= Beginning of Section =

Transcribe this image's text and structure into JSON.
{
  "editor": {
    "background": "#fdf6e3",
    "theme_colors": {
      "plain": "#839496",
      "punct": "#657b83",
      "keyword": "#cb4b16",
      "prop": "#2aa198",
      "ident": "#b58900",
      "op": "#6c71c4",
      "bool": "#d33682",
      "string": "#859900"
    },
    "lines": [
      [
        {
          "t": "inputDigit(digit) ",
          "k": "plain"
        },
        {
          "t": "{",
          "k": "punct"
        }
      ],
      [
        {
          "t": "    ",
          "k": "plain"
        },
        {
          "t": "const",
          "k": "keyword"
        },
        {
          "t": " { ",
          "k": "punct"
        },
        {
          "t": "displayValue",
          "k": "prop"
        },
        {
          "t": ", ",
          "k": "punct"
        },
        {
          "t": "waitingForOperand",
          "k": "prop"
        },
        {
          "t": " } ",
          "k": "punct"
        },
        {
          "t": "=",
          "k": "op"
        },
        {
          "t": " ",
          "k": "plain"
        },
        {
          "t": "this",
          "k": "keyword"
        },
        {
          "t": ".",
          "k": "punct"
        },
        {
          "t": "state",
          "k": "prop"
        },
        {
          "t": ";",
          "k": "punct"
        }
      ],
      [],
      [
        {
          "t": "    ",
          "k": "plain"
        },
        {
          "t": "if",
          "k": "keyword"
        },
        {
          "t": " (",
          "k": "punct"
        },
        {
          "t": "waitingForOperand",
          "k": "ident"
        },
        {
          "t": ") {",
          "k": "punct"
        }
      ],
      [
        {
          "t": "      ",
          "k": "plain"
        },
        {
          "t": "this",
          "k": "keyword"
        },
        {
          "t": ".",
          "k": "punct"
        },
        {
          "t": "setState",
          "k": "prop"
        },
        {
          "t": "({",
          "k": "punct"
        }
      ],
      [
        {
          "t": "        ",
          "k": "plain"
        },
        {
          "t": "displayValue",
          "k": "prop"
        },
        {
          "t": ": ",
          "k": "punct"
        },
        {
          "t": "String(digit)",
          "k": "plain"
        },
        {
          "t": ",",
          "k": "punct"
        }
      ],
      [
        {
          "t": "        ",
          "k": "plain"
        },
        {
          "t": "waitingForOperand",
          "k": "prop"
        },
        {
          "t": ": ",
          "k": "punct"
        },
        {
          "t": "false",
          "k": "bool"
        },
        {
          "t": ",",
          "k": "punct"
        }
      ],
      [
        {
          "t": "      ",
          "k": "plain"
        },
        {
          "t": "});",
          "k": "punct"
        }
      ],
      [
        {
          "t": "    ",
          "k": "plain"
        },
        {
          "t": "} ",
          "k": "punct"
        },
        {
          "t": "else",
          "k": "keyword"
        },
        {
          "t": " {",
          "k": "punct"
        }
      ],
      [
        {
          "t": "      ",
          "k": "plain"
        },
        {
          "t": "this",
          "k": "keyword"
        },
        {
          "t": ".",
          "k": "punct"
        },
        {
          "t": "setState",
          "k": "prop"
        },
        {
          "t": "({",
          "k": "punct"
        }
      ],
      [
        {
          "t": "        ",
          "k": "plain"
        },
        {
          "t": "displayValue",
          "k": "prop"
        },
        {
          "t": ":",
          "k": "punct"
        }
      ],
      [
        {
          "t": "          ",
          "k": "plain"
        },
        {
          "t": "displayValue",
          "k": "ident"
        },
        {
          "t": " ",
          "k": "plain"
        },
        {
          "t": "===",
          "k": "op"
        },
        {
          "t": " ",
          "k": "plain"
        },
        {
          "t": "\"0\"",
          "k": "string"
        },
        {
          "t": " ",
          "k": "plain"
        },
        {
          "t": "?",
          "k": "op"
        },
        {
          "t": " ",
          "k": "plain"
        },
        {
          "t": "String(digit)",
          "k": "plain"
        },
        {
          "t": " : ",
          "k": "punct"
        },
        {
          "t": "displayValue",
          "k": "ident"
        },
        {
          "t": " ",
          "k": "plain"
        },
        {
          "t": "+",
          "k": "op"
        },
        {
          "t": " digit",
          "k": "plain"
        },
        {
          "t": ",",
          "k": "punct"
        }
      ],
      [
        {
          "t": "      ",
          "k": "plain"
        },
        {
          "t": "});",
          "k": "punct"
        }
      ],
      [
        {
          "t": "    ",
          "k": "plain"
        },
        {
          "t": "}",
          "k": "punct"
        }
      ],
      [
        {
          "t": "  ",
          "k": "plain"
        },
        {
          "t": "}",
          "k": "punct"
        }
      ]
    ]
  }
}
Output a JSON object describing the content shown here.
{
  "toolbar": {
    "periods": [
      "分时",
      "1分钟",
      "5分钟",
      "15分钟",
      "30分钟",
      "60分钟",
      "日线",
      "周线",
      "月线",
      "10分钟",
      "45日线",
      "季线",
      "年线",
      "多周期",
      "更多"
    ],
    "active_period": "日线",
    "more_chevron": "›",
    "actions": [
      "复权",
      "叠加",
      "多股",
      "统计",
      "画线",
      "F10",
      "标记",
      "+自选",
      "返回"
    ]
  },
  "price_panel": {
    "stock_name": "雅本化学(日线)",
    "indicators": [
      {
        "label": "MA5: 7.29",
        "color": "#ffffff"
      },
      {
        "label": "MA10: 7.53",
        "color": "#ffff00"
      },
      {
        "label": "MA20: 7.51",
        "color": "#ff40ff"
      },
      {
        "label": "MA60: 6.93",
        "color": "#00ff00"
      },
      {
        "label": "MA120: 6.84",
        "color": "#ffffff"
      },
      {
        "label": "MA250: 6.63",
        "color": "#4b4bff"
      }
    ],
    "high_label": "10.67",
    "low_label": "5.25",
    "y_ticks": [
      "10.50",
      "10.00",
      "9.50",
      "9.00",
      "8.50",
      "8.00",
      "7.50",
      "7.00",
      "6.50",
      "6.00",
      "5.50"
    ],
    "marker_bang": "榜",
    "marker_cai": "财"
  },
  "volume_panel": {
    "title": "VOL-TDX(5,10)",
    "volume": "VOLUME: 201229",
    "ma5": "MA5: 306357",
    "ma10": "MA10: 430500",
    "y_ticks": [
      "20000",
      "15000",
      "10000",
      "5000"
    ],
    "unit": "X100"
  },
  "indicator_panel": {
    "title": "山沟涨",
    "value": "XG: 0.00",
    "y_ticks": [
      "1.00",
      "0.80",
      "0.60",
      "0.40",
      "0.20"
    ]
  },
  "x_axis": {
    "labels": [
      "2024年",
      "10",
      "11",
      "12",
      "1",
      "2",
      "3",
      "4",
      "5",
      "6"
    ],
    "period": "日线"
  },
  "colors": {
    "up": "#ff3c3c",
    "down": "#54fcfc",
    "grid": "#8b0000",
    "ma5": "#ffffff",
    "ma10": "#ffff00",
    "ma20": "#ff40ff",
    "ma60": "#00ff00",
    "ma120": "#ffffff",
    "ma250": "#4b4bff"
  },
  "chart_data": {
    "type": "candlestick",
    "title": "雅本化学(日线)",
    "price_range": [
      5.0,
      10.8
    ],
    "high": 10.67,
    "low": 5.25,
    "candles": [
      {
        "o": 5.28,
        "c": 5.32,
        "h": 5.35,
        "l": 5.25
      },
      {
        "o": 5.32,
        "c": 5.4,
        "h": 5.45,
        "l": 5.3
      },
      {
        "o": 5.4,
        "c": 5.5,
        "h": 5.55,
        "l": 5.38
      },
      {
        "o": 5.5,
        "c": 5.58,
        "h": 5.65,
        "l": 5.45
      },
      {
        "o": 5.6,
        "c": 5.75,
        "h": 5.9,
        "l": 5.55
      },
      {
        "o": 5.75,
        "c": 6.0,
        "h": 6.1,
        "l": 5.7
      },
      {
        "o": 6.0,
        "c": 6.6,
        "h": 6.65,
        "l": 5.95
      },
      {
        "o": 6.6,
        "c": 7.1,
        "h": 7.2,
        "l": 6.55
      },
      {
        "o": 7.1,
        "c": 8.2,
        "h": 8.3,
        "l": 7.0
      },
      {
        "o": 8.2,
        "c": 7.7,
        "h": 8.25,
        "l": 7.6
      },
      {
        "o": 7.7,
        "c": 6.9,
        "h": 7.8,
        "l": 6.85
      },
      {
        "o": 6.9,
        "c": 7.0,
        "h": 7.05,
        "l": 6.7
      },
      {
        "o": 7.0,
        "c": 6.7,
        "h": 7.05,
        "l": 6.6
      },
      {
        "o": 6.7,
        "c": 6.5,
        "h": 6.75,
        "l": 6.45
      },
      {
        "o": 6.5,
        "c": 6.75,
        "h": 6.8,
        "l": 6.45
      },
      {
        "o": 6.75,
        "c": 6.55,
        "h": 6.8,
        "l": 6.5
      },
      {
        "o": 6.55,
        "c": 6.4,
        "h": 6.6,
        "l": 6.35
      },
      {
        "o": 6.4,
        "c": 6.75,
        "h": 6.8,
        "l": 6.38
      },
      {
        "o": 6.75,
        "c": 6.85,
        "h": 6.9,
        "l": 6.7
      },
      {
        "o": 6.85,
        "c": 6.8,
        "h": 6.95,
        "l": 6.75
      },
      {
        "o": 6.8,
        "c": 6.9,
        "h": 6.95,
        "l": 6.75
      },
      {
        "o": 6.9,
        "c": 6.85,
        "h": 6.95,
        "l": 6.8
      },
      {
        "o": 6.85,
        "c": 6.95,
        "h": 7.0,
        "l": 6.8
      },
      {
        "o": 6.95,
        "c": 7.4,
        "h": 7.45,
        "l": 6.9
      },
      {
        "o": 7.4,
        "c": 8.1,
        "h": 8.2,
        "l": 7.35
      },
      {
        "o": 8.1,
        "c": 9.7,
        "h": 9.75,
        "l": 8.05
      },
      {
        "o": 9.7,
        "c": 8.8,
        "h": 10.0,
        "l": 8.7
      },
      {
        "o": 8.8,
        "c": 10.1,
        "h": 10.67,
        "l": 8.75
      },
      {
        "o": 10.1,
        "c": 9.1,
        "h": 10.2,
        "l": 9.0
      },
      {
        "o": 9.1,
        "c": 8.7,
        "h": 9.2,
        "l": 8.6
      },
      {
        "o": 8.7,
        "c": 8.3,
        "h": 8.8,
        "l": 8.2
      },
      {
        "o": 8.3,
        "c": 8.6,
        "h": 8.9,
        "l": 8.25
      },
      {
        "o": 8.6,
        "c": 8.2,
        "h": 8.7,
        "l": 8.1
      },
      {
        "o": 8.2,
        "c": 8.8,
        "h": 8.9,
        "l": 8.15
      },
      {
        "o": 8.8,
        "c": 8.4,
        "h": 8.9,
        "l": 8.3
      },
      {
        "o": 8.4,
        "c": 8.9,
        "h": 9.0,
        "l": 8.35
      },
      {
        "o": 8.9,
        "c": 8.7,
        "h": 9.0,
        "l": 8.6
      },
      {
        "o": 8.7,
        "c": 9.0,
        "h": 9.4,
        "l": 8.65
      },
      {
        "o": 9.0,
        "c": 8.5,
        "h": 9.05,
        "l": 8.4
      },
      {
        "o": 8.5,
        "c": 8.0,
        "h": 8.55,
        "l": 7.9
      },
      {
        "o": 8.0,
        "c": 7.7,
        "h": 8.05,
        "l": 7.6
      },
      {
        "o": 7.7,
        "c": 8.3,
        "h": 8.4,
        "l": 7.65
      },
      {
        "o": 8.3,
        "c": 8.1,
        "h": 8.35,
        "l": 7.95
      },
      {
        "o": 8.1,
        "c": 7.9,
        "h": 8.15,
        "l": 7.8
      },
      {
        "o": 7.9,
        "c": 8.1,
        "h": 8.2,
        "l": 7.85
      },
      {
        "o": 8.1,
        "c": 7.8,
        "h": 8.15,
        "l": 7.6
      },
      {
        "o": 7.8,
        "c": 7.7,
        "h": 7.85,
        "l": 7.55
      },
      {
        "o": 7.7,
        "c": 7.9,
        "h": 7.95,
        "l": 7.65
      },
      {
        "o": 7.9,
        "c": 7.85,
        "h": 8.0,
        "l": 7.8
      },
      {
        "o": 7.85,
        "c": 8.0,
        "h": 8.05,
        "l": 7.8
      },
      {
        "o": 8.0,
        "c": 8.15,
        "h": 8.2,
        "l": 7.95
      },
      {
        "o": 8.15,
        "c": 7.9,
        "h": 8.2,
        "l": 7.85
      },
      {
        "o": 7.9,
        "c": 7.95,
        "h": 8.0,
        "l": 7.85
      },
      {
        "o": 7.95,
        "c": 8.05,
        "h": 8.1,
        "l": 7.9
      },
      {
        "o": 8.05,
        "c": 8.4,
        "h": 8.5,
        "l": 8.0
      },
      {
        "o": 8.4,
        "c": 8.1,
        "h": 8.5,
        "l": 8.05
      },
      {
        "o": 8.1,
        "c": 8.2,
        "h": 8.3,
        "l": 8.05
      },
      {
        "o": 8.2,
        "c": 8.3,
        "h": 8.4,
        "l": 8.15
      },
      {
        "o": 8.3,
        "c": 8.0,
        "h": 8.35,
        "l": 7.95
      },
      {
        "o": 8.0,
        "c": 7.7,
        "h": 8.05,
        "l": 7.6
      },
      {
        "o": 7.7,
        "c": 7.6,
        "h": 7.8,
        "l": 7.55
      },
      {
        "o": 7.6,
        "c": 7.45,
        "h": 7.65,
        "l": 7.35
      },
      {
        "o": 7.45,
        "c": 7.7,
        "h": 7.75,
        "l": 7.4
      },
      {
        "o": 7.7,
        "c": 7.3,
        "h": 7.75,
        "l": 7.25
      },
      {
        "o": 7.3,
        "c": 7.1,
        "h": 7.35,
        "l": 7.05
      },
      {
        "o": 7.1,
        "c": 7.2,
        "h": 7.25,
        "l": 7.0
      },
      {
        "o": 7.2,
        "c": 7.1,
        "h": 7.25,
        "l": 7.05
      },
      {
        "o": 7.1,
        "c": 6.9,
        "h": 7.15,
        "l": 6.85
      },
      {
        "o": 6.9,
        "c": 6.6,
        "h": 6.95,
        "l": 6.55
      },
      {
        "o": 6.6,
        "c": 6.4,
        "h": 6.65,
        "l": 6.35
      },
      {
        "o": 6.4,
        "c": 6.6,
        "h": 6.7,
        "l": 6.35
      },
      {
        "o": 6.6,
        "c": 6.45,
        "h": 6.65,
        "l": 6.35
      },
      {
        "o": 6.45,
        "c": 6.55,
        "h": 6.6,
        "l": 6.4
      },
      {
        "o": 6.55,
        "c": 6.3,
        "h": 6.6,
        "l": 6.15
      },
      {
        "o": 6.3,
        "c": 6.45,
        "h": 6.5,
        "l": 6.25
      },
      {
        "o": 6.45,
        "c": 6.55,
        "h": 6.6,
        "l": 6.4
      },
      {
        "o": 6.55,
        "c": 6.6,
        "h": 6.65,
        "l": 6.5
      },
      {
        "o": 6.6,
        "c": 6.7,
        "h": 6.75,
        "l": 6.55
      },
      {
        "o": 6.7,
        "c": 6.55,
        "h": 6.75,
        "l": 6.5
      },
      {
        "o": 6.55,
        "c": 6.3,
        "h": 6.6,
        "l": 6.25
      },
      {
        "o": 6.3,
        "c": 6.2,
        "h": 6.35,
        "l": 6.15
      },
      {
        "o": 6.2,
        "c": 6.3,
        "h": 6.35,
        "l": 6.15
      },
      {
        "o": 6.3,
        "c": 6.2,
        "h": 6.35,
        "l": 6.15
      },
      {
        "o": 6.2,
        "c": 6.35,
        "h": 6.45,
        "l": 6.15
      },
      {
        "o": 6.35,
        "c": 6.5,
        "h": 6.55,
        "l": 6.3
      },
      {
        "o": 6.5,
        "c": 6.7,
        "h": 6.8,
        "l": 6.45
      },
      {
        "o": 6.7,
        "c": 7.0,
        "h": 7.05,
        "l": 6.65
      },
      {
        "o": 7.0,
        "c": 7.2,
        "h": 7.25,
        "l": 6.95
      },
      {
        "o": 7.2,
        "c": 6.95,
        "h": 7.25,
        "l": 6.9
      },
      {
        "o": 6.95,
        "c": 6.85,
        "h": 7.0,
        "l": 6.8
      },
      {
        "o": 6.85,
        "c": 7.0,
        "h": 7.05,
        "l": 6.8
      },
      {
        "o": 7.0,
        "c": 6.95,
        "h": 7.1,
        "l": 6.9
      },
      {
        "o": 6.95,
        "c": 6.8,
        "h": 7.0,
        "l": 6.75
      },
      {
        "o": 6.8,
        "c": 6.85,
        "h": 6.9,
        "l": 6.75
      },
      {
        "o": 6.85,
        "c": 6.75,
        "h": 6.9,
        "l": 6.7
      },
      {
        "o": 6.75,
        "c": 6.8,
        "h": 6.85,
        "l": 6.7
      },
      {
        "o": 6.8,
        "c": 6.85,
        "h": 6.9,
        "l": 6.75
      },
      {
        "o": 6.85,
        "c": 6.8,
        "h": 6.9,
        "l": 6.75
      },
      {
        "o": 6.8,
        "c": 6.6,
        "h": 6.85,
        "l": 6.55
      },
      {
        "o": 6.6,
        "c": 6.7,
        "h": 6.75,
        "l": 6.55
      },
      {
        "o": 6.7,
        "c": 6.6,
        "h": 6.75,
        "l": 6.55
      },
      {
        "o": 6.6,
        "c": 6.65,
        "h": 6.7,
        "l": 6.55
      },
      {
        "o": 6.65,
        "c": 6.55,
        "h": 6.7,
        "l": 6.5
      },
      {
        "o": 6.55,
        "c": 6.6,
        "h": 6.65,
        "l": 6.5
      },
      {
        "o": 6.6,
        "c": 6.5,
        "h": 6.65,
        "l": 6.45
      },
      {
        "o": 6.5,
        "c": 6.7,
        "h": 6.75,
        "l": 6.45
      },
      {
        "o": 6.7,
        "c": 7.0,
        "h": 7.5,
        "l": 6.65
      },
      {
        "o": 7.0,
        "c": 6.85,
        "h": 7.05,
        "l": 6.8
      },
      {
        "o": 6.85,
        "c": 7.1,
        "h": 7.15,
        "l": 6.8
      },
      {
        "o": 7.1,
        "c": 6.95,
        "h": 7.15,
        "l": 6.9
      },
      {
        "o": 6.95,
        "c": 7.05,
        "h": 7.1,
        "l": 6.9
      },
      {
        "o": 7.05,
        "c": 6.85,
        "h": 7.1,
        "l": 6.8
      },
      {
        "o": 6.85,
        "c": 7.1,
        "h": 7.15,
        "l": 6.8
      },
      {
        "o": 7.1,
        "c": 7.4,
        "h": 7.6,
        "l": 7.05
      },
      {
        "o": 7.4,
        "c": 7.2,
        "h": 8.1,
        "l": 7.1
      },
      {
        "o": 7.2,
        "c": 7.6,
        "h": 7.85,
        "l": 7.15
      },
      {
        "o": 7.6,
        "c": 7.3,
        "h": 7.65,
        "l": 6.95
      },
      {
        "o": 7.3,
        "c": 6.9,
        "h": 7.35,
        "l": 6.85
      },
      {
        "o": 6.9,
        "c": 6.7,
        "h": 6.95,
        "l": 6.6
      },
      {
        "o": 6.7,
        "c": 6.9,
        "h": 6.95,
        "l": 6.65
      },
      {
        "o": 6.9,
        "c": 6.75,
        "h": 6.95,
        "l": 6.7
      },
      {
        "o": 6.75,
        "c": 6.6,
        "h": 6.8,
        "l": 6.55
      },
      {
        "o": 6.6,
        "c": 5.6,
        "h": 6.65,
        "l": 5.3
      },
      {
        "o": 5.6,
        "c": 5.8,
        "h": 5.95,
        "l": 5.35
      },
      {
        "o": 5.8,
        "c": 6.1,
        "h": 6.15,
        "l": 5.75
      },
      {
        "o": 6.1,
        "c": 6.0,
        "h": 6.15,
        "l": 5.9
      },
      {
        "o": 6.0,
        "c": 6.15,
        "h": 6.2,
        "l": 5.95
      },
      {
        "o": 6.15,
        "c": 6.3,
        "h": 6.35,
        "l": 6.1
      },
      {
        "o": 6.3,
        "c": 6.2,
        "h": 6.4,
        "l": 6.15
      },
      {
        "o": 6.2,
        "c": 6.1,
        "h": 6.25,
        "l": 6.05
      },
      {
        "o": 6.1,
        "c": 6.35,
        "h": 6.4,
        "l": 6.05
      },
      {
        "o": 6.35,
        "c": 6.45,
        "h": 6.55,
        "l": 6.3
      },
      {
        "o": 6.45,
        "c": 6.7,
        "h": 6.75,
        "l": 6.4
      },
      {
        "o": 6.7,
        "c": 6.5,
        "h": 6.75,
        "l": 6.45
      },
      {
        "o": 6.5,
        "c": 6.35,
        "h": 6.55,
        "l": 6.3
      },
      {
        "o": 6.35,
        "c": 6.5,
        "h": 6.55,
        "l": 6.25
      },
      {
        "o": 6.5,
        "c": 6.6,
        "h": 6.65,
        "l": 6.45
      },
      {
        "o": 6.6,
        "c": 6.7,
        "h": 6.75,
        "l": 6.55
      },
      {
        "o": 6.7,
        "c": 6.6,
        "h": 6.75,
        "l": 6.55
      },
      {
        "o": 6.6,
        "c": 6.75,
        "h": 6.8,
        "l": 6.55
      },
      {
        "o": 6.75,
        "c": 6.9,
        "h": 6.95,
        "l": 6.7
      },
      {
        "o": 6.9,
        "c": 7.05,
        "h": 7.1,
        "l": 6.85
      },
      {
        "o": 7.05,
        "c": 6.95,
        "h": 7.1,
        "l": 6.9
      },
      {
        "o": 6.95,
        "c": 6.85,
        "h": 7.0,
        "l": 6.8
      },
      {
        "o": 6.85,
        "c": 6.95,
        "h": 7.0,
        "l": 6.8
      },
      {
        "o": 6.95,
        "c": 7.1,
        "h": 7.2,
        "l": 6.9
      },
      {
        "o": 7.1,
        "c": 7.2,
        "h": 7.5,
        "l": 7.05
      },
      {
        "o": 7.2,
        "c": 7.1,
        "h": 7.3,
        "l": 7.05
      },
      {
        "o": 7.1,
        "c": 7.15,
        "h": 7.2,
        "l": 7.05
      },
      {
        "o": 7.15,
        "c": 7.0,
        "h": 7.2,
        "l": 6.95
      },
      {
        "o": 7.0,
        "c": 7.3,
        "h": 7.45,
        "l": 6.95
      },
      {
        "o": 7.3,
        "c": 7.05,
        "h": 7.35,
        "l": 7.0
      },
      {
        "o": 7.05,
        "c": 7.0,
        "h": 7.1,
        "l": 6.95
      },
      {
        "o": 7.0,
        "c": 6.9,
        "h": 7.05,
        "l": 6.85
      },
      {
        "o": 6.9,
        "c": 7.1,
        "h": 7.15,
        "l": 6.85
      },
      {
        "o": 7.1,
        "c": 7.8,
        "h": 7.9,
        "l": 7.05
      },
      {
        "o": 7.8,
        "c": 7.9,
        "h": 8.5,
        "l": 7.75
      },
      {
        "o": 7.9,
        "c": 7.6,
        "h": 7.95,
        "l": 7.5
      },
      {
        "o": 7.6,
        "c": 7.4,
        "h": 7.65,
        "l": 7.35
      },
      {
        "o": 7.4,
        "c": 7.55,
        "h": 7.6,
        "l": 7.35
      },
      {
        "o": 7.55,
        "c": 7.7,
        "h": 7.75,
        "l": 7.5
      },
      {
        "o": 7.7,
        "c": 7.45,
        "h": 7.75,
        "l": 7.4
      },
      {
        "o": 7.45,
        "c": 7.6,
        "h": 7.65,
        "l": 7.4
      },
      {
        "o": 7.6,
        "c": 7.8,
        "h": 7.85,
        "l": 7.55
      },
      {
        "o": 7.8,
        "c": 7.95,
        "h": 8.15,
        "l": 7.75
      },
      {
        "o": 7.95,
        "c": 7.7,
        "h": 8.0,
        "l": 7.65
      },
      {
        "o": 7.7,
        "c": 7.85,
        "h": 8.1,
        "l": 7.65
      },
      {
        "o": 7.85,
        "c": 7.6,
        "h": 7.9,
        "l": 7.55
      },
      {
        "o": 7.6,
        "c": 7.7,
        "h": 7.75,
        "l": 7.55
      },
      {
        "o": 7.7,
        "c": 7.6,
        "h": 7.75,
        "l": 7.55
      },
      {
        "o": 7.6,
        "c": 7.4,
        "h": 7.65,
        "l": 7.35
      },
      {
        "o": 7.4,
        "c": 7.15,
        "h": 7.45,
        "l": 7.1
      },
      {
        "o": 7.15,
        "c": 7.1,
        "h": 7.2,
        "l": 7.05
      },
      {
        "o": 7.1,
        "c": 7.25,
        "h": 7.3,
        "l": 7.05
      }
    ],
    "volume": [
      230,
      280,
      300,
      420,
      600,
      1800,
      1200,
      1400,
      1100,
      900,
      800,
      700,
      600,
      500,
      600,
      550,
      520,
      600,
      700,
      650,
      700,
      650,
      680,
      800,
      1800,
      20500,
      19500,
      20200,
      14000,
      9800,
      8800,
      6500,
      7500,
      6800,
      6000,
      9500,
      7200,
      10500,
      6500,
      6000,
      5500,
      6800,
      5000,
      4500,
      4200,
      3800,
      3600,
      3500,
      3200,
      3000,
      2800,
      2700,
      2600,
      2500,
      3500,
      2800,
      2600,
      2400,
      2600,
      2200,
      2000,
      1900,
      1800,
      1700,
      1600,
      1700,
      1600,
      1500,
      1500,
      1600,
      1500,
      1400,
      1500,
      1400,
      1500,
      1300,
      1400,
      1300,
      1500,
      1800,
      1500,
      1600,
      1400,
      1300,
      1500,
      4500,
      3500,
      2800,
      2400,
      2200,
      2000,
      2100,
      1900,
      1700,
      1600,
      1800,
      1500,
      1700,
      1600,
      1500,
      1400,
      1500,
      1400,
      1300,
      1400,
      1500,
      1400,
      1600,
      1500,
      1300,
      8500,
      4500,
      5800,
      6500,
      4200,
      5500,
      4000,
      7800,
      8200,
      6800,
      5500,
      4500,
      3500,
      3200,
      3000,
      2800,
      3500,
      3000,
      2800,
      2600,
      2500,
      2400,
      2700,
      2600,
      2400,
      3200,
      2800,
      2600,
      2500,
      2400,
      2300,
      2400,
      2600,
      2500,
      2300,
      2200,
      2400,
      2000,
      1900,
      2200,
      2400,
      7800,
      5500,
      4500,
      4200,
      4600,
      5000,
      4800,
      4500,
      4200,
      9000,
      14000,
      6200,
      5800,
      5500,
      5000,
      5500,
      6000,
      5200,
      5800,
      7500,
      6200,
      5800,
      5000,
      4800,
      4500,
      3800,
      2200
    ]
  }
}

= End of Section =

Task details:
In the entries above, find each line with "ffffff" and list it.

Response for this exercise:
        "color": "#ffffff"
        "color": "#ffffff"
    "ma5": "#ffffff",
    "ma120": "#ffffff",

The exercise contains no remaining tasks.